Bute, but firmly to embody against this court party cand its practices, which can afford us any profpect
of relief in our present condition. .. in L. Another motive induces me to put the personal consideration of Lord Bute, wholly out of the question. He communicates very little in a direct Imanner with the greater part of our men of bufiness. This has never been his custom. It is enough for him that he furrounds them with his creatures. Several imagine, therefore, that they have a very good excule for doing all the work of this faction, when they have no personal connexion with Lord Bute. But whoever becomes a party to an administration, composed of insulated indi-.viduals, without faith plighted, tie, or common principle; an administration constitutionally imdibina
potent, potent, because supported by no party in the nation; he who contributes to destroy the connexions of men and their trust in one another, or in any fort to throw the dependence of publick counsels , upon private will and favour, poffibly may have nothing to do with the Earl of Bute. It matters little whether he be the friend or the enemy of that particular person. But let him be who or what he will, he abets a faction that is driving hard to the ruin of his country. He is fapping the foundation of its liberty, disturbing the sources of its domestick tranquillity, weakening its government over its dependencies, degrading it from all its importance in the system of Europe.
It is this unnatural infusion of a system of favouritism into a government which in a great part of its constitution is popular, that has raised the prefent ferment in the nation. The people, without entering deeply into its principles, could plainly perceive its effects, in much violence, in a great spirit of innovation, and a general disorder in all the functions of government. I keep my eye solely on this system; if I speak of those meafures which have arisen from it, it will be so far only as they illustrate the general scheme. This is the fountain of all those bitter waters of which, through an hundred different conduits, we have, drunk until we are ready to burst. The discretionary power of the crown in the formation of ministry, S 2

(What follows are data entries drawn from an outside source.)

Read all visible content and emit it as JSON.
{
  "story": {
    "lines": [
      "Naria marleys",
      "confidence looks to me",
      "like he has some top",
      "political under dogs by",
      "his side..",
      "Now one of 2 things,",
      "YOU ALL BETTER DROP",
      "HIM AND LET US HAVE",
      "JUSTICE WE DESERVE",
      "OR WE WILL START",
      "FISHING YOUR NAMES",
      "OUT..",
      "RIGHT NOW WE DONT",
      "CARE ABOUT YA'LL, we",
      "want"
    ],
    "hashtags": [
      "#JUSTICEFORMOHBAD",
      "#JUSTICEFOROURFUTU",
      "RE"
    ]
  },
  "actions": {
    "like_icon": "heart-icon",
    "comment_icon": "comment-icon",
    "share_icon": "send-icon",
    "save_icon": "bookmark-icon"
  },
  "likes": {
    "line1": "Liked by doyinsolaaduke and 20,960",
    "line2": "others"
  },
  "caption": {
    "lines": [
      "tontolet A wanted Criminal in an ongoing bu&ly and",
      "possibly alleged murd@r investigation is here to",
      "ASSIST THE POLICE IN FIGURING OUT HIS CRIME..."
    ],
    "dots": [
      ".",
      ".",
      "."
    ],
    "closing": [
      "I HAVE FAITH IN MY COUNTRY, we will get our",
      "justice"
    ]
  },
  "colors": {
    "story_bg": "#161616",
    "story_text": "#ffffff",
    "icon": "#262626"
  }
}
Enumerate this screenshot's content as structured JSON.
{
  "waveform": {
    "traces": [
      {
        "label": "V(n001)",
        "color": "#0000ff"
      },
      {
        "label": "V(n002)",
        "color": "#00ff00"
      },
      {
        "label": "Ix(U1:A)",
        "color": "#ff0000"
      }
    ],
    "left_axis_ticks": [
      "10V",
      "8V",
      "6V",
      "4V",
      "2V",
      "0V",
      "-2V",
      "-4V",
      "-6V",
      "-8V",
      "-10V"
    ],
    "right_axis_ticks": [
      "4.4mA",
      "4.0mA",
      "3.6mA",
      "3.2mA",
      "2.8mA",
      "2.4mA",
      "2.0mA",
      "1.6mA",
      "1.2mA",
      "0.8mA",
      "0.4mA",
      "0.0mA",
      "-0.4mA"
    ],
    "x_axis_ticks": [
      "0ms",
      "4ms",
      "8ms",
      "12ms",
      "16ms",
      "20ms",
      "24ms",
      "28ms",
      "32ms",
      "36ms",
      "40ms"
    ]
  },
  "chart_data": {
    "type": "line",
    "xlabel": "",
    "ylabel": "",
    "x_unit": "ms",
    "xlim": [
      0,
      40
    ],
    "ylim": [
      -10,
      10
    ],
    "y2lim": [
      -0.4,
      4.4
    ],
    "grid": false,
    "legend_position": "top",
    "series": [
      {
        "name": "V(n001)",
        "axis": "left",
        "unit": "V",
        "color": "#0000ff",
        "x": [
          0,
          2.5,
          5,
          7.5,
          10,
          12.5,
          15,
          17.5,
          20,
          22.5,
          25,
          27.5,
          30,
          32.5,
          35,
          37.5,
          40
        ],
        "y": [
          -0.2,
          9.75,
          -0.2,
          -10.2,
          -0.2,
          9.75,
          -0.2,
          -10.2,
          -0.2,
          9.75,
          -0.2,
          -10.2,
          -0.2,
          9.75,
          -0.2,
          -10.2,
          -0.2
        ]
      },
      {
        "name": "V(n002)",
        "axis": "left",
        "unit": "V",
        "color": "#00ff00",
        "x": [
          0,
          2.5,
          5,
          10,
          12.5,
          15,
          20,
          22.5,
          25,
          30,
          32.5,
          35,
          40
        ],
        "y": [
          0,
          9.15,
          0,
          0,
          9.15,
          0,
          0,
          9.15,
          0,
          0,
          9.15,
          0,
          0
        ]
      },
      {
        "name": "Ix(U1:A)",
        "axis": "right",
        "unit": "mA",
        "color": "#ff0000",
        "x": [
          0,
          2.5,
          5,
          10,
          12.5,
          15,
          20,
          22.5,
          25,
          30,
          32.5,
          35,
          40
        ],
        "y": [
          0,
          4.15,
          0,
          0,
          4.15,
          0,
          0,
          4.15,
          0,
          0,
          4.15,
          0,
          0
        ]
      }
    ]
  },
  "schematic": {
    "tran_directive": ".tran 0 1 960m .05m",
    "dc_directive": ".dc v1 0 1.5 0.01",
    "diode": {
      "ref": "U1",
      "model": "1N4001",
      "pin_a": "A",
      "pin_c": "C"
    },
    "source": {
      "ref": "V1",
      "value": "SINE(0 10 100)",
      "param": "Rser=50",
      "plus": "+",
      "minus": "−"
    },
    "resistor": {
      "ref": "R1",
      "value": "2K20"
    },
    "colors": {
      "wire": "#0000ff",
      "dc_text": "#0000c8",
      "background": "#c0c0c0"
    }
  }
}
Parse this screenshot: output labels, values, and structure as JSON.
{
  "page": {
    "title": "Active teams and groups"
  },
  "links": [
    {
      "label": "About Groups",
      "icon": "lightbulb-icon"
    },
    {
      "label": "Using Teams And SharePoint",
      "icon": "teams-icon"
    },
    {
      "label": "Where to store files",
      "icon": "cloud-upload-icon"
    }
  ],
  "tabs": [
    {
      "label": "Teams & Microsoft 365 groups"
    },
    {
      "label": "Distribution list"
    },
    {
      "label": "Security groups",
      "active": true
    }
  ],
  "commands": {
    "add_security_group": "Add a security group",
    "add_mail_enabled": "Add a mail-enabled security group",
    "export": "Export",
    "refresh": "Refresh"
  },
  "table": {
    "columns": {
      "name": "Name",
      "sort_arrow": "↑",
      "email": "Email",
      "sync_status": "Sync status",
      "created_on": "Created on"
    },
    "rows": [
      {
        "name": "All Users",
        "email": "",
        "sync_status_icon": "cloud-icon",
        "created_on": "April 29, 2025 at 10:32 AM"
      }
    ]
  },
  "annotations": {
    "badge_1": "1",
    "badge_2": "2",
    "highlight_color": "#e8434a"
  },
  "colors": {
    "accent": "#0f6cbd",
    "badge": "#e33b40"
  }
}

abused by bad or weak men, has given rise to a fystem, which, without directly violating the letter of any law, operates against the spirit of the whole constitution. · A plan of favouritism for our executory government is essentially at variance with the plan of our legislature. One great end undoubtedly of a mixed government like ours, composed of monarchy, and of controuls, on the part of the higher people and the lower, is that the prince fhall not be able to violate the laws. This is useful indeed and fundamental. But this, even at firft view, is no more than a negative advantage; an armour merely defensive. It is therefore next in order, and equal in importance, that the discretionary powers which are necessarily vested in the monarch, whether for the execution of the laws, or for the nomination to magistracy and office, or for condu&ting the affairs of peace and war, or for ordering the revenue, jhould all be exercised upon publick principles and national grounds, and not on the liking's or prejudices, the intrigues or policies, of a court. This, I said, is equal in importance to the securing a government according to law. The laws reach but a very little way. Constitute government how you please, infinitely the greater part of it must depend upon the exercise of the powers which are left at large to the prudence and uprightness of minifters of state. Even all the use and potency of the laws depends